Like everyone who served in SEA, including Guam and the Philippines, I was awarded the Vietnam Service Medal (although I never walked in Vietnam, I was in both Laos and Cambodia).  There are some out there who think only Vietnam combat vets should have received that badge.  I disagree, because without the support of those of us in the rear, some of whom died during the hostilities, there would have been many more than 58,000 plus names (when are they going to add those to the list who have subsequently taken their own lives?) on the Vietnam Memorial Wall in D.C. I have occasionally been harassed by combat vets who, upon learning I was in the USAF, make comments such as "did you get any paper cuts?"  I'd like to point out that anyone stationed at any of the four bases in Northeast Thailand ("Issan") was physically closer to Hanoi than those who served in South Vietnam, except for POWs and, perhaps, some special forces.  There were two insurgencies going on in Thailand during my year there...a guerrilla war in Issan similar to those in the rest of SEA, and an Islamic uprising in southern Thailand (not far from Utapao RTAFB).  Bases were occasionally harassed by snipers and sappers like outposts in Vietnam.  As the new guy, I was given perimeter guard duty until the end of the Vietnam conflict, embedded with security personnel as a journalist covering the routines for our base newspaper, the "Sawadee Flyer."  It was scary out there on the perimeter in the dark monsoon nights, concerned not only about guerrillas and bandits, but also tigers, leopards, poisonous snakes and assorted creepy crawlers.  I only learned recently that I was exposed to Agent Orange used to control vegetation in the fire zone of those lonely evenings.  When I was doing public affairs duty elsewhere on and around the base, I also saw some pretty horrible things, such as the remnants of a Thai family killed by an explosion while scavenging in Korat's ordnance dump, and an EC-139E Hercules plane crash that killed the crew (I knew one officer personally) and several Thai villagers, among other less dramatic but equally gruesome accidents and suicide scenes.  You didn't need to be in combat to see blood and gore in the Vietnam Theater of War.

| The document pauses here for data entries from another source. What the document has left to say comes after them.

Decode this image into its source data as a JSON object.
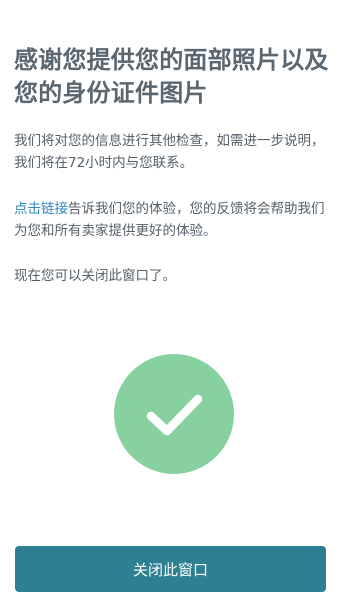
{
  "title": "感谢您提供您的面部照片以及您的身份证件图片",
  "paragraph_1": "我们将对您的信息进行其他检查，如需进一步说明，我们将在72小时内与您联系。",
  "paragraph_2": {
    "link_text": "点击链接",
    "text": "告诉我们您的体验，您的反馈将会帮助我们为您和所有卖家提供更好的体验。"
  },
  "paragraph_3": "现在您可以关闭此窗口了。",
  "status_icon": "checkmark-icon",
  "colors": {
    "title": "#5b6770",
    "body_text": "#55606a",
    "link": "#2e86c1",
    "success_circle": "#87d1a0",
    "button_bg": "#2e7f92",
    "button_text": "#ffffff"
  },
  "close_button": {
    "label": "关闭此窗口"
  }
}
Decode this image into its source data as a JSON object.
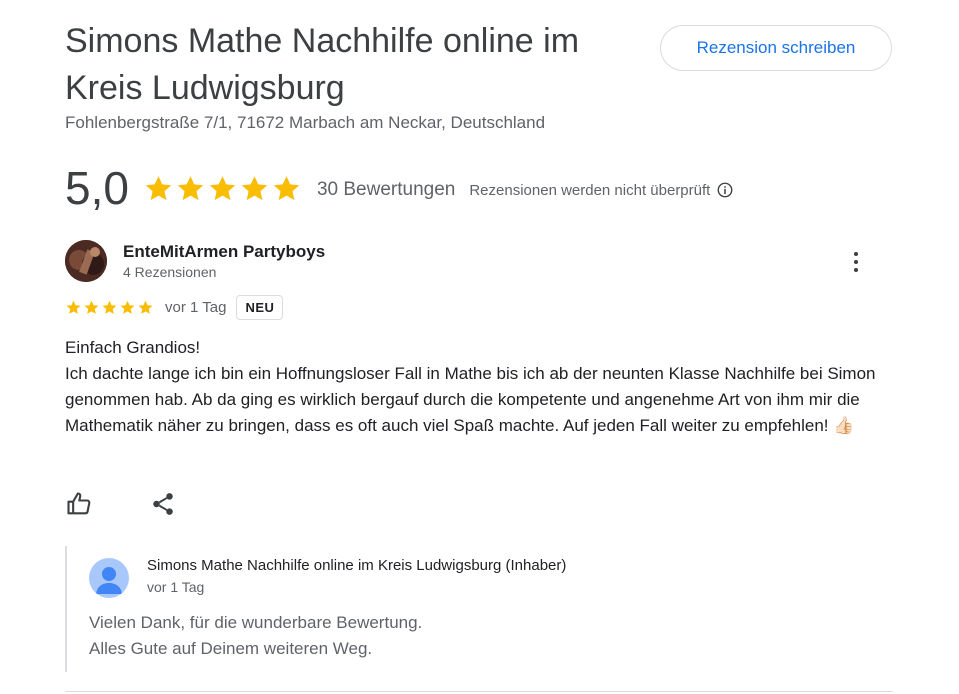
{
  "business": {
    "name": "Simons Mathe Nachhilfe online im Kreis Ludwigsburg",
    "address": "Fohlenbergstraße 7/1, 71672 Marbach am Neckar, Deutschland",
    "write_review_label": "Rezension schreiben"
  },
  "rating": {
    "value": "5,0",
    "stars": 5,
    "count_label": "30 Bewertungen",
    "unverified_label": "Rezensionen werden nicht überprüft"
  },
  "review": {
    "author": "EnteMitArmen Partyboys",
    "author_reviews": "4 Rezensionen",
    "stars": 5,
    "time": "vor 1 Tag",
    "badge": "NEU",
    "lines": [
      "Einfach Grandios!",
      "Ich dachte lange ich bin ein Hoffnungsloser Fall in Mathe bis ich ab der neunten Klasse Nachhilfe bei Simon genommen hab. Ab da ging es wirklich bergauf durch die kompetente und angenehme Art von ihm mir die Mathematik näher zu bringen, dass es oft auch viel Spaß machte. Auf jeden Fall weiter zu empfehlen! 👍🏻"
    ]
  },
  "owner_reply": {
    "name": "Simons Mathe Nachhilfe online im Kreis Ludwigsburg (Inhaber)",
    "time": "vor 1 Tag",
    "lines": [
      "Vielen Dank, für die wunderbare Bewertung.",
      "Alles Gute auf Deinem weiteren Weg."
    ]
  },
  "icons": {
    "star": "star-icon",
    "info": "info-icon",
    "more": "more-vert-icon",
    "like": "thumb-up-icon",
    "share": "share-icon",
    "owner_avatar": "person-avatar-icon"
  },
  "colors": {
    "star": "#fbbc04",
    "link": "#1a73e8",
    "text_secondary": "#5f6368",
    "border": "#dadce0"
  }
}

One thing I've learned to get past some mental concerns since my year in SEA is to forgive.  I no longer hold any anger at the policy makers and officers who sent so many young people to their death or a crippled future.  I forgive those who headed to Canada or Sweden to avoid the draft, as well as the Viet Cong, NVA regulars and any other enemy combatants.  My only pet peeve now is people who say "Thank you for your service."  I don't want to be thanked for serving in an immoral and unjust war.  I know such people are trying to honor me, so I'm not trying to be too hard on them.  But I'm sure every Vietnam vet, rather than being thanked, would prefer "Welcome home."